Okay, even some serious murder novels are sugared with humor. I absolutely adore stories with humor. Not too much and not too little, just right. If you have an argument between two characters, put in a few lines of humor! Here is an extract from a short vampire story I have written:
“Tell us Elena, we don’t want this to end badly,” Luther said in a calm but warning tone. “Unless…. You don’t have sympathy for the nosy human, do you Elena?” “Of course not!” snapped Elena quickly, examining her ebony nails. “She does” Damien nodded.
“Did I not smack you hard enough, Damien?” shouted Elena.
Damien rolled his eyes. “You call that a smack? I thought you hit me with a feather!”
“Not even a feather would want to touch your disgusting face” sneered Elena.
“I do wish you would both stop bickering!” groaned Luther. Elena gave him a fiery glare. “And I wish that you would go to hell, but I think you’re already there.” Before Luther could open his mouth again, Elena carried on, pulling her blood red lips into a big grin.
“Let’s focus on the real topic, why the Lord Von Dracula sent us here.”
“Now you’re just changing the subject.” sneered Damien. Elena feigned surprise. “So you are not going to obey our lord’s order?”
“I didn’t say that” Damien said quickly. “You want to be punished for not fulfilling our quest?” Elena carried on, her smile growing wider with every word.
“Fine.” shouted Damien, then a puzzled look spread across his skinny face. “What did our Lord order again?”

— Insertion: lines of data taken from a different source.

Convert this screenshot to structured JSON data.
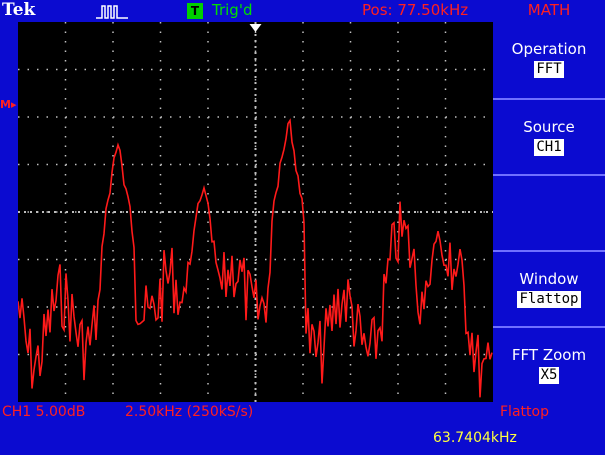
{
  "header": {
    "brand": "Tek",
    "acquisition_icon": "pulse-train-icon",
    "trigger_badge": "T",
    "trigger_status": "Trig'd",
    "position": "Pos: 77.50kHz",
    "menu_title": "MATH"
  },
  "menu": {
    "items": [
      {
        "label": "Operation",
        "value": "FFT"
      },
      {
        "label": "Source",
        "value": "CH1"
      },
      {
        "label": "",
        "value": ""
      },
      {
        "label": "Window",
        "value": "Flattop"
      },
      {
        "label": "FFT Zoom",
        "value": "X5"
      }
    ]
  },
  "screen": {
    "math_marker": "M",
    "trace_color": "#ff1a1a",
    "grid_color": "#bfbfbf",
    "trigger_marker_icon": "trigger-position-arrow-icon"
  },
  "status": {
    "channel_scale": "CH1 5.00dB",
    "freq_scale": "2.50kHz (250kS/s)",
    "window": "Flattop",
    "frequency_readout": "63.7404kHz"
  },
  "colors": {
    "background": "#0b0bd0",
    "screen": "#000000",
    "label_red": "#ff2020",
    "trig_green": "#00e000",
    "readout_yellow": "#ffff40"
  }
}
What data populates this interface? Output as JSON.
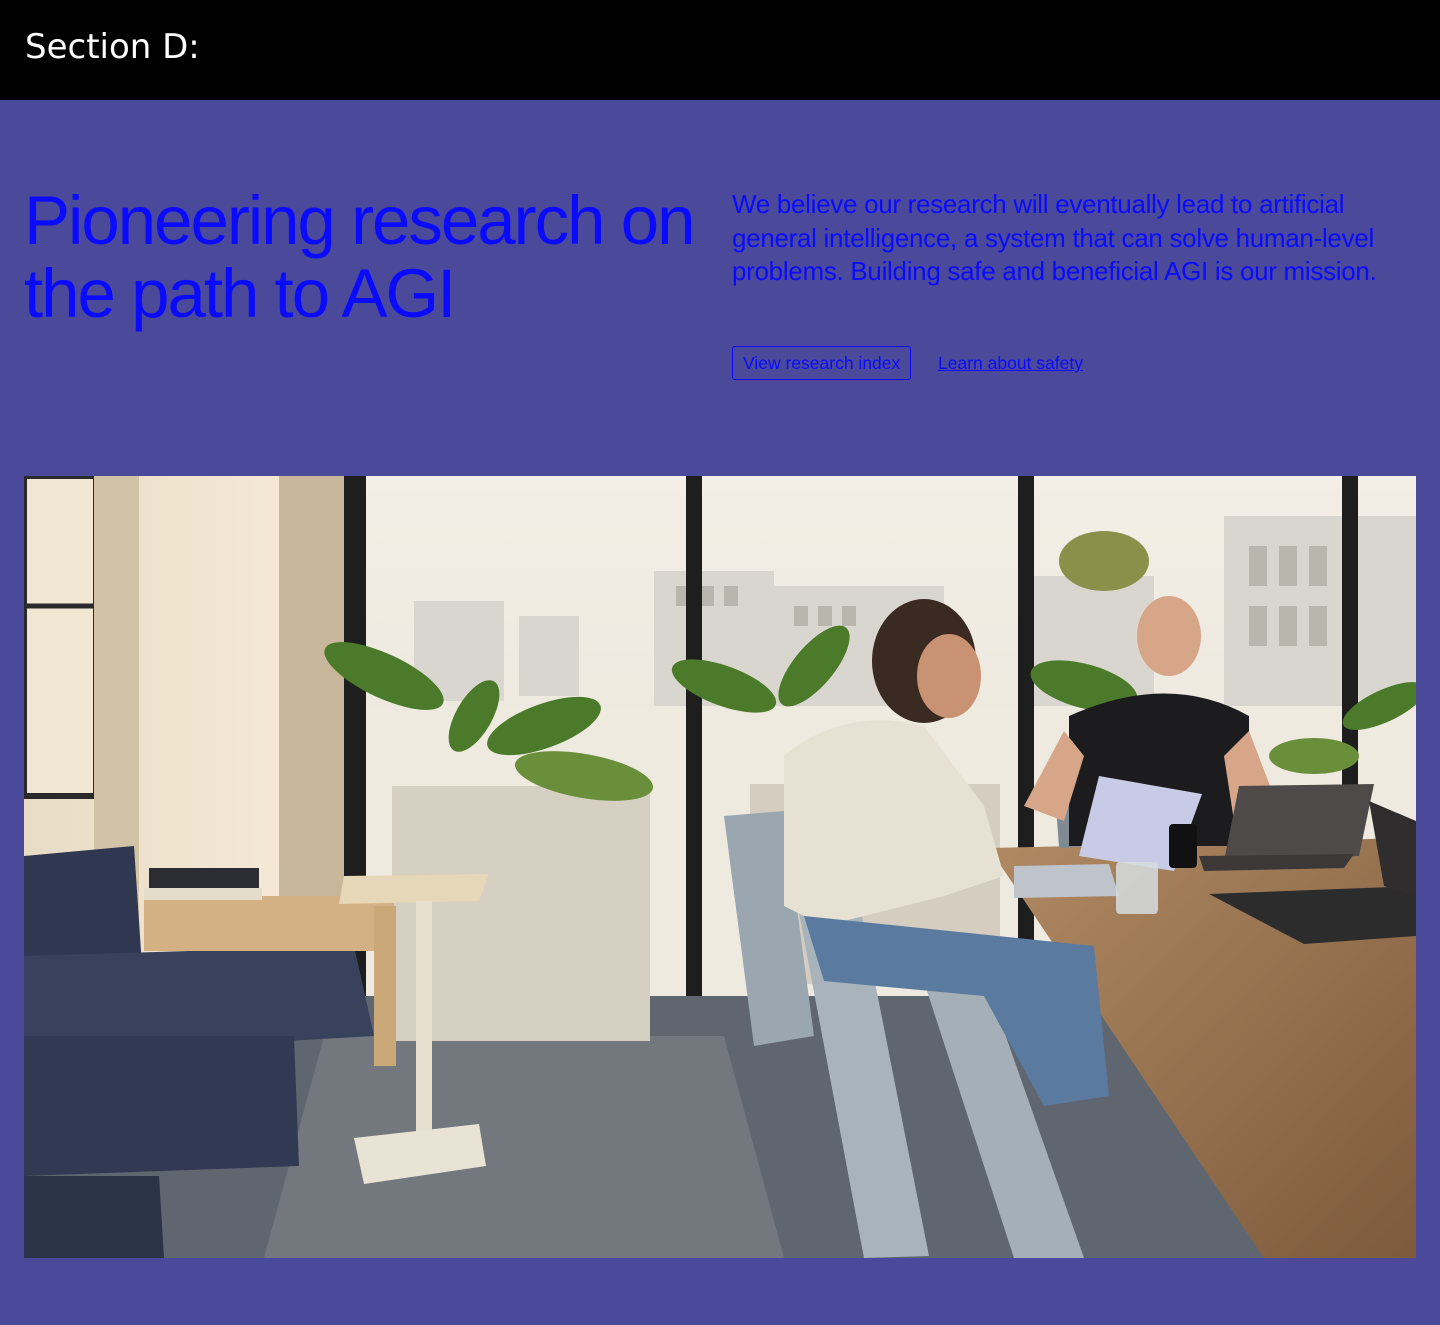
{
  "section": {
    "label": "Section D:"
  },
  "hero": {
    "headline": "Pioneering research on the path to AGI",
    "description": "We believe our research will eventually lead to artificial general intelligence, a system that can solve human-level problems. Building safe and beneficial AGI is our mission.",
    "primary_button_label": "View research index",
    "secondary_link_label": "Learn about safety"
  },
  "colors": {
    "page_background": "#4b4a9a",
    "header_background": "#000000",
    "accent_text": "#0a0aff"
  }
}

“He told us three times!” tutted Luther. “We’re meant to catch all the snow scouts who are camping here tonight.”
“What did you think we were doing, dummy?” inquired Elena, “Looking for polar bears?”
“Very funny” muttered Damien, his black eyes scanning the cave floor. “So if the Lord ordered it, why haven’t we fulfilled it yet?”
Elena smacked a hand onto her forehead. “Because someone started a pointless argument,” she looked from Luther to Damien. “I wonder who that was?“
Luther cleared his throat. “Let’s do it then, I heard that the snow scouts are in a cave”
“Oh thanks genius!” exclaimed Elena, gritting her teeth, “That really helps Luther, a cave, WHICH CAVE?”
“Well you didn’t let me finish” said an annoyed Luther. “The bats have reported that the snow scouts are sleeping in a cave at the bottom of an icy path behind this cave.” he cast a glare on the other two. “Now unless anyone else wants to share some more news, let’s get going!”
Do tell me how you found it! Vampires bickering with humor from Elena, I think I’ve done a good job with my level of humor.
So make your stories humorous, intriguing and read books, it helps improve your vocabulary! This is the end of MAKING IT TASTIER. I really hope you enjoyed it and this course helped you with your book. Don’t forget to drop some feedback down below and any ideas that I missed and I will see you tomorrow in our 7th course: SOME TIPS AND ADVICE.
Thanks for reading! And don’t leave without doing your homework:
Homework: List 5 new words that you have learnt recently. Give me a humorous extract from any of your stories. List three compounds and three oxymorons that you have searched up, made up or read.
Stay safe and healthy and send in that homework!!!